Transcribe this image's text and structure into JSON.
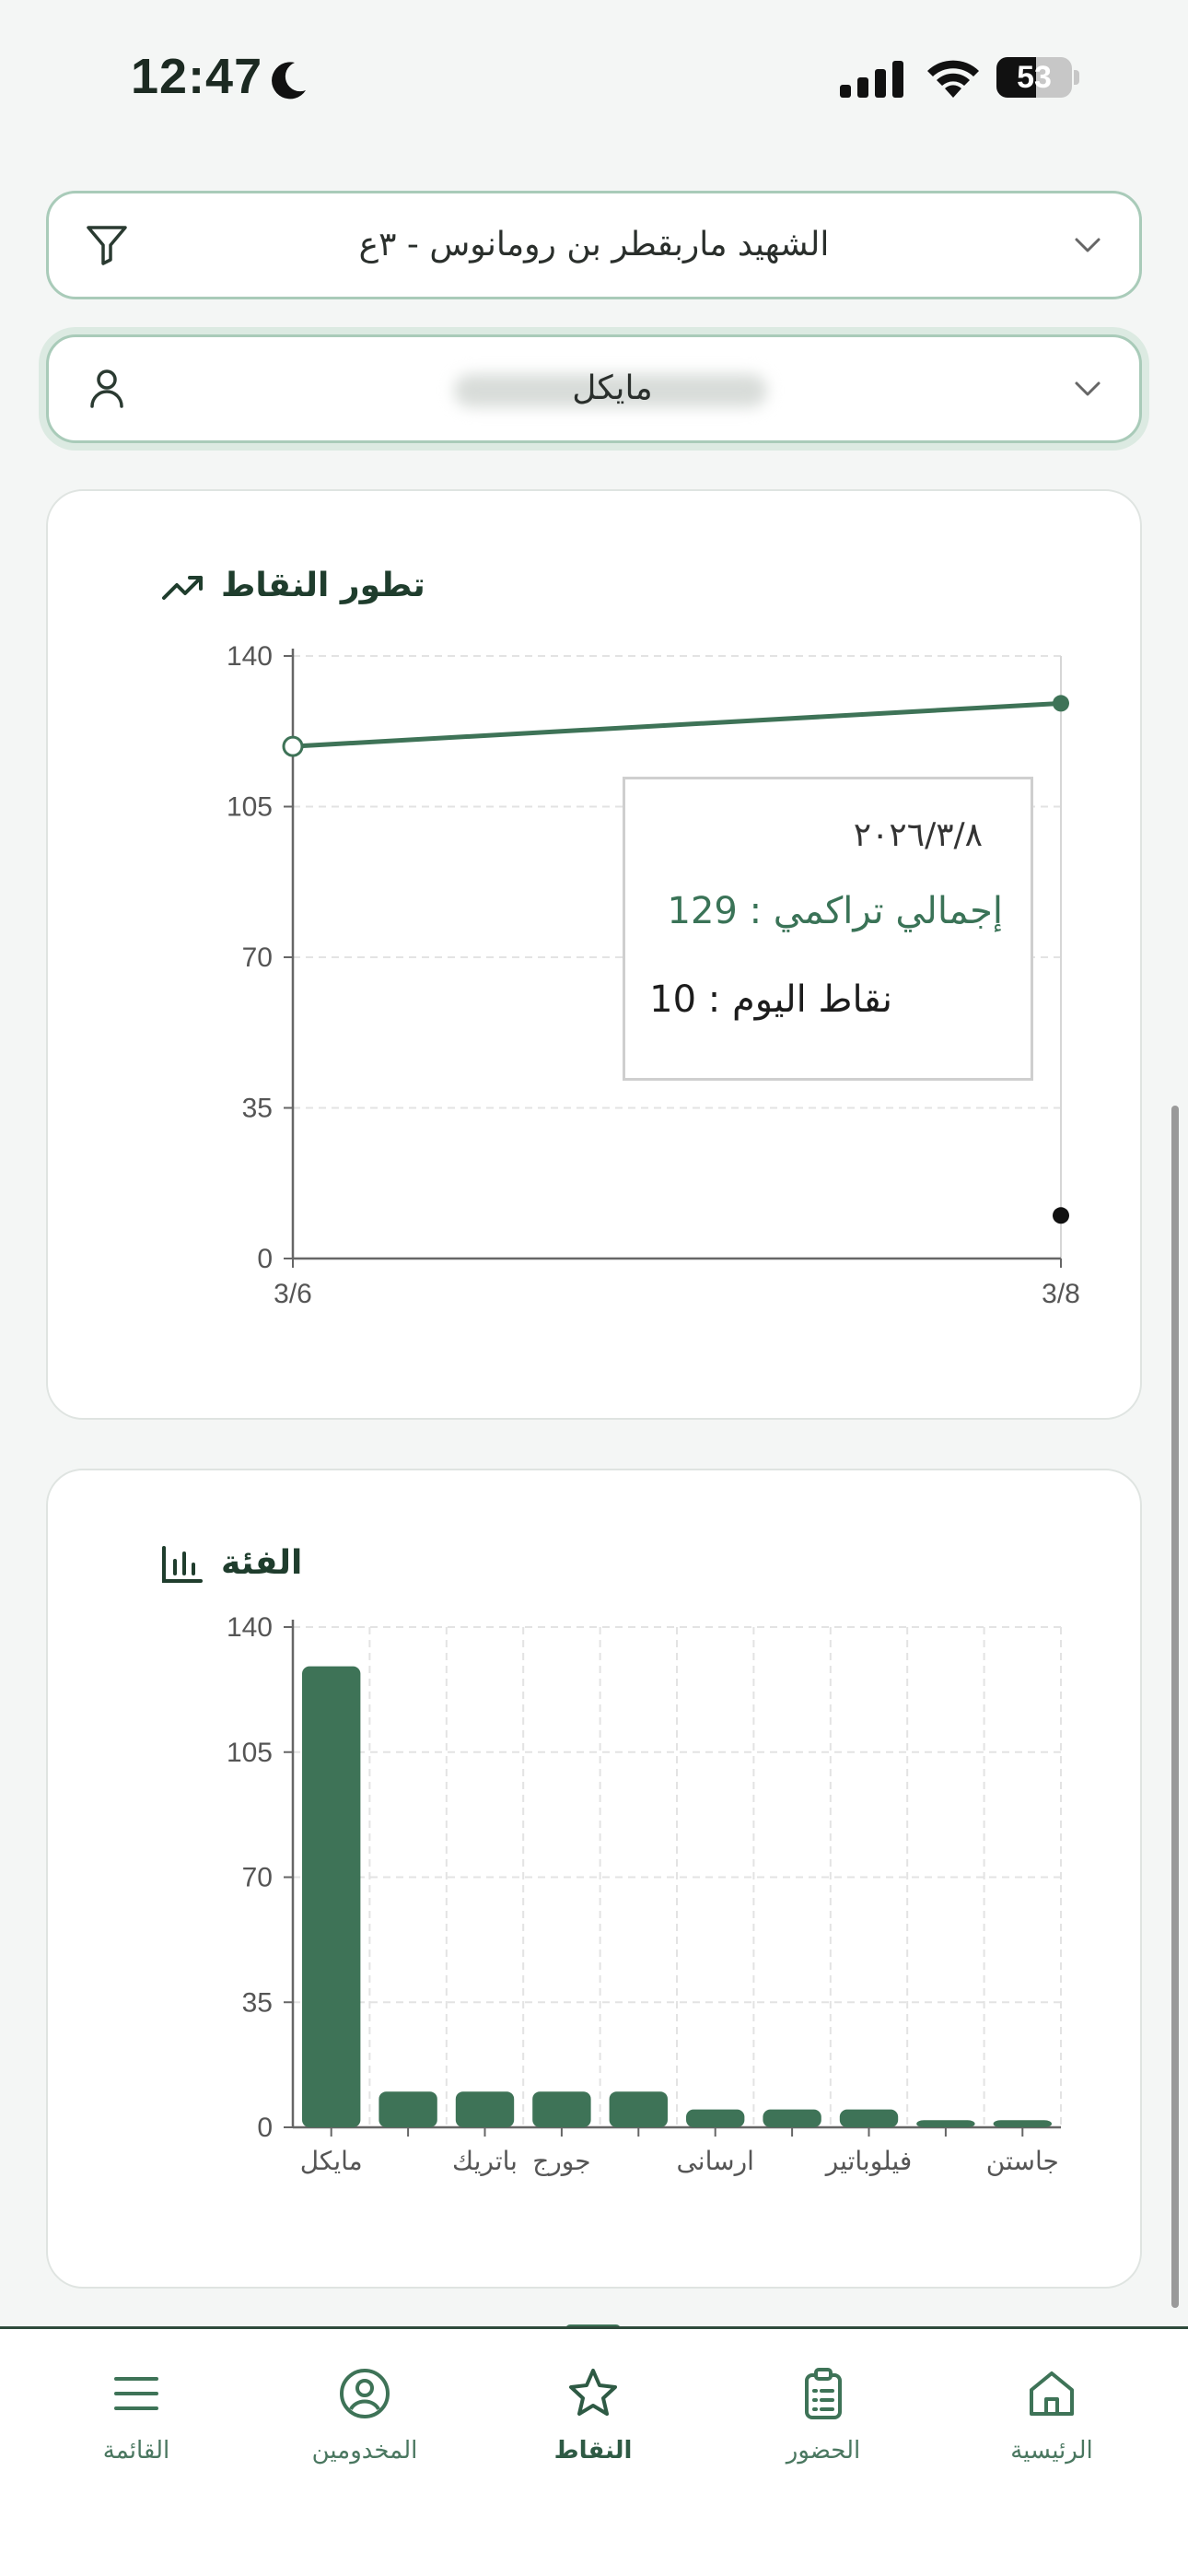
{
  "status_bar": {
    "time": "12:47",
    "battery_level": "53",
    "battery_fraction": 0.53
  },
  "filters": {
    "church": "الشهيد ماربقطر بن رومانوس - ٣ع",
    "person": "مايكل"
  },
  "points_card": {
    "title": "تطور النقاط",
    "icon": "trending-up-icon",
    "tooltip": {
      "date": "٢٠٢٦/٣/٨",
      "total_line": "إجمالي تراكمي : 129",
      "today_line": "نقاط اليوم : 10"
    }
  },
  "category_card": {
    "title": "الفئة",
    "icon": "bar-chart-icon"
  },
  "chart_data": [
    {
      "type": "line",
      "x": [
        "3/6",
        "3/8"
      ],
      "series": [
        {
          "name": "إجمالي تراكمي",
          "values": [
            119,
            129
          ],
          "color": "#3e7357"
        },
        {
          "name": "نقاط اليوم",
          "values": [
            null,
            10
          ],
          "color": "#111111"
        }
      ],
      "ylim": [
        0,
        140
      ],
      "yticks": [
        0,
        35,
        70,
        105,
        140
      ],
      "grid": true
    },
    {
      "type": "bar",
      "categories": [
        "مايكل",
        "",
        "باتريك",
        "جورج",
        "",
        "ارسانى",
        "",
        "فيلوباتير",
        "",
        "جاستن"
      ],
      "values": [
        129,
        10,
        10,
        10,
        10,
        5,
        5,
        5,
        2,
        2
      ],
      "color": "#3e7357",
      "ylim": [
        0,
        140
      ],
      "yticks": [
        0,
        35,
        70,
        105,
        140
      ],
      "grid": true
    }
  ],
  "bottom_nav": {
    "items": [
      {
        "label": "القائمة",
        "icon": "menu-icon"
      },
      {
        "label": "المخدومين",
        "icon": "user-circle-icon"
      },
      {
        "label": "النقاط",
        "icon": "star-icon",
        "active": true
      },
      {
        "label": "الحضور",
        "icon": "clipboard-icon"
      },
      {
        "label": "الرئيسية",
        "icon": "home-icon"
      }
    ]
  },
  "colors": {
    "accent": "#3e7357",
    "border": "#a9cbb9"
  }
}
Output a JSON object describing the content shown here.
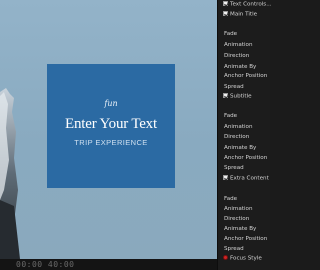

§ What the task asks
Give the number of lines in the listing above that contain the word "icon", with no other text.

§ Exercise solution
7